Action item: Each entry needs to be repeated exactly, with nothing added or removed.

Entries supplied:
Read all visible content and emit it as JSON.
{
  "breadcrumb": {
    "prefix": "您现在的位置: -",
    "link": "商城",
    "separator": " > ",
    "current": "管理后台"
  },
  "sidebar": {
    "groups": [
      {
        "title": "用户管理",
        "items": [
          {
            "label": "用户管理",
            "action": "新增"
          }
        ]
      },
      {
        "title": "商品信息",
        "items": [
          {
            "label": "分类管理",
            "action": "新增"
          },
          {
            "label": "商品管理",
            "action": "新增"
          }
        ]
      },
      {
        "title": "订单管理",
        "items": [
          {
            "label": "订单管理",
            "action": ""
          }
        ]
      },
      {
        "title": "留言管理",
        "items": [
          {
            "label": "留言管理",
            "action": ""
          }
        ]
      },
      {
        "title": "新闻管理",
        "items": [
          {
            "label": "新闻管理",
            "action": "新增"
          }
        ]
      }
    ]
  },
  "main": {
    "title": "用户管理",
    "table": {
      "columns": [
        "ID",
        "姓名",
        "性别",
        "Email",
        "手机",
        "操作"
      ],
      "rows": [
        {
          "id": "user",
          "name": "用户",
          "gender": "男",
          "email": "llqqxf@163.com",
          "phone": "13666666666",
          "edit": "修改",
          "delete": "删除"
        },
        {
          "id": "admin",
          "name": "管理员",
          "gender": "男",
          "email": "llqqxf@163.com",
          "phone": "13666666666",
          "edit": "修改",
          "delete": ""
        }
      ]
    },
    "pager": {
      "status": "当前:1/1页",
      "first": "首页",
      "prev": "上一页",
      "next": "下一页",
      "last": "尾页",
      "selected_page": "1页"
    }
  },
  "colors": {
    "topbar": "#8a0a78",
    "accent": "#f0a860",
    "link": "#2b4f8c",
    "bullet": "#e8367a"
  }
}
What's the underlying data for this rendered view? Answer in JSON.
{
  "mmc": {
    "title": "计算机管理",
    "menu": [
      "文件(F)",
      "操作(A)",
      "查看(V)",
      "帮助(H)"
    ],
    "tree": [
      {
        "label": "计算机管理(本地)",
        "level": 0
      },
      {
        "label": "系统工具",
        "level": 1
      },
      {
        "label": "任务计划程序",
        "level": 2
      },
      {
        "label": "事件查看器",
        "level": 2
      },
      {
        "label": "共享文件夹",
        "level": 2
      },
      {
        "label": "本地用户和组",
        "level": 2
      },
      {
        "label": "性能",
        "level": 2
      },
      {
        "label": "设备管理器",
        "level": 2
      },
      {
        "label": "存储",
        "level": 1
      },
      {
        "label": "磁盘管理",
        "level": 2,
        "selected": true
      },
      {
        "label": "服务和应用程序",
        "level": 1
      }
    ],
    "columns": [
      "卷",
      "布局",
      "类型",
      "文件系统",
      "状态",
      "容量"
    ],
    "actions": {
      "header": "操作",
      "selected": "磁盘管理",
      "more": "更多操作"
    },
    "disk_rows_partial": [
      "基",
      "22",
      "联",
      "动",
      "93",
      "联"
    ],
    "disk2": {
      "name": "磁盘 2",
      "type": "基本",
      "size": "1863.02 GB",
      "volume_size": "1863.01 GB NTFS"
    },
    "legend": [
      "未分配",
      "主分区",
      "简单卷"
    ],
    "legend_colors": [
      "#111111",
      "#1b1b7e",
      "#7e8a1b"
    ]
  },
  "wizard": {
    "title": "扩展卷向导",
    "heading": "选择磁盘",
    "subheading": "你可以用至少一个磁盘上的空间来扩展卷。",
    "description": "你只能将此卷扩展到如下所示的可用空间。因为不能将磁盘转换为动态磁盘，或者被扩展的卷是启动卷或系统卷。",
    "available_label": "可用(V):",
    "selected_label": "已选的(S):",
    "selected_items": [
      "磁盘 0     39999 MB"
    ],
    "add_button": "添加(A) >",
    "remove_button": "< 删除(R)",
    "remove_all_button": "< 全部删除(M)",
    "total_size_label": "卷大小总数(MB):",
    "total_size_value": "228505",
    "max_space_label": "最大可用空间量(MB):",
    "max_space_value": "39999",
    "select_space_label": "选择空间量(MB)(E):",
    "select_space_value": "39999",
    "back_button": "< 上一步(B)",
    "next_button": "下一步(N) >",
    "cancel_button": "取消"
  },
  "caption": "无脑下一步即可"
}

Written response:
Read all visible content and emit it as JSON.
{
  "breadcrumb": {
    "prefix": "您现在的位置: -",
    "link": "商城",
    "separator": " > ",
    "current": "管理后台"
  },
  "sidebar": {
    "groups": [
      {
        "title": "用户管理",
        "items": [
          {
            "label": "用户管理",
            "action": "新增"
          }
        ]
      },
      {
        "title": "商品信息",
        "items": [
          {
            "label": "分类管理",
            "action": "新增"
          },
          {
            "label": "商品管理",
            "action": "新增"
          }
        ]
      },
      {
        "title": "订单管理",
        "items": [
          {
            "label": "订单管理",
            "action": ""
          }
        ]
      },
      {
        "title": "留言管理",
        "items": [
          {
            "label": "留言管理",
            "action": ""
          }
        ]
      },
      {
        "title": "新闻管理",
        "items": [
          {
            "label": "新闻管理",
            "action": "新增"
          }
        ]
      }
    ]
  },
  "main": {
    "title": "用户管理",
    "table": {
      "columns": [
        "ID",
        "姓名",
        "性别",
        "Email",
        "手机",
        "操作"
      ],
      "rows": [
        {
          "id": "user",
          "name": "用户",
          "gender": "男",
          "email": "llqqxf@163.com",
          "phone": "13666666666",
          "edit": "修改",
          "delete": "删除"
        },
        {
          "id": "admin",
          "name": "管理员",
          "gender": "男",
          "email": "llqqxf@163.com",
          "phone": "13666666666",
          "edit": "修改",
          "delete": ""
        }
      ]
    },
    "pager": {
      "status": "当前:1/1页",
      "first": "首页",
      "prev": "上一页",
      "next": "下一页",
      "last": "尾页",
      "selected_page": "1页"
    }
  },
  "colors": {
    "topbar": "#8a0a78",
    "accent": "#f0a860",
    "link": "#2b4f8c",
    "bullet": "#e8367a"
  }
}
What's the underlying data for this rendered view? Answer in JSON.
{
  "mmc": {
    "title": "计算机管理",
    "menu": [
      "文件(F)",
      "操作(A)",
      "查看(V)",
      "帮助(H)"
    ],
    "tree": [
      {
        "label": "计算机管理(本地)",
        "level": 0
      },
      {
        "label": "系统工具",
        "level": 1
      },
      {
        "label": "任务计划程序",
        "level": 2
      },
      {
        "label": "事件查看器",
        "level": 2
      },
      {
        "label": "共享文件夹",
        "level": 2
      },
      {
        "label": "本地用户和组",
        "level": 2
      },
      {
        "label": "性能",
        "level": 2
      },
      {
        "label": "设备管理器",
        "level": 2
      },
      {
        "label": "存储",
        "level": 1
      },
      {
        "label": "磁盘管理",
        "level": 2,
        "selected": true
      },
      {
        "label": "服务和应用程序",
        "level": 1
      }
    ],
    "columns": [
      "卷",
      "布局",
      "类型",
      "文件系统",
      "状态",
      "容量"
    ],
    "actions": {
      "header": "操作",
      "selected": "磁盘管理",
      "more": "更多操作"
    },
    "disk_rows_partial": [
      "基",
      "22",
      "联",
      "动",
      "93",
      "联"
    ],
    "disk2": {
      "name": "磁盘 2",
      "type": "基本",
      "size": "1863.02 GB",
      "volume_size": "1863.01 GB NTFS"
    },
    "legend": [
      "未分配",
      "主分区",
      "简单卷"
    ],
    "legend_colors": [
      "#111111",
      "#1b1b7e",
      "#7e8a1b"
    ]
  },
  "wizard": {
    "title": "扩展卷向导",
    "heading": "选择磁盘",
    "subheading": "你可以用至少一个磁盘上的空间来扩展卷。",
    "description": "你只能将此卷扩展到如下所示的可用空间。因为不能将磁盘转换为动态磁盘，或者被扩展的卷是启动卷或系统卷。",
    "available_label": "可用(V):",
    "selected_label": "已选的(S):",
    "selected_items": [
      "磁盘 0     39999 MB"
    ],
    "add_button": "添加(A) >",
    "remove_button": "< 删除(R)",
    "remove_all_button": "< 全部删除(M)",
    "total_size_label": "卷大小总数(MB):",
    "total_size_value": "228505",
    "max_space_label": "最大可用空间量(MB):",
    "max_space_value": "39999",
    "select_space_label": "选择空间量(MB)(E):",
    "select_space_value": "39999",
    "back_button": "< 上一步(B)",
    "next_button": "下一步(N) >",
    "cancel_button": "取消"
  },
  "caption": "无脑下一步即可"
}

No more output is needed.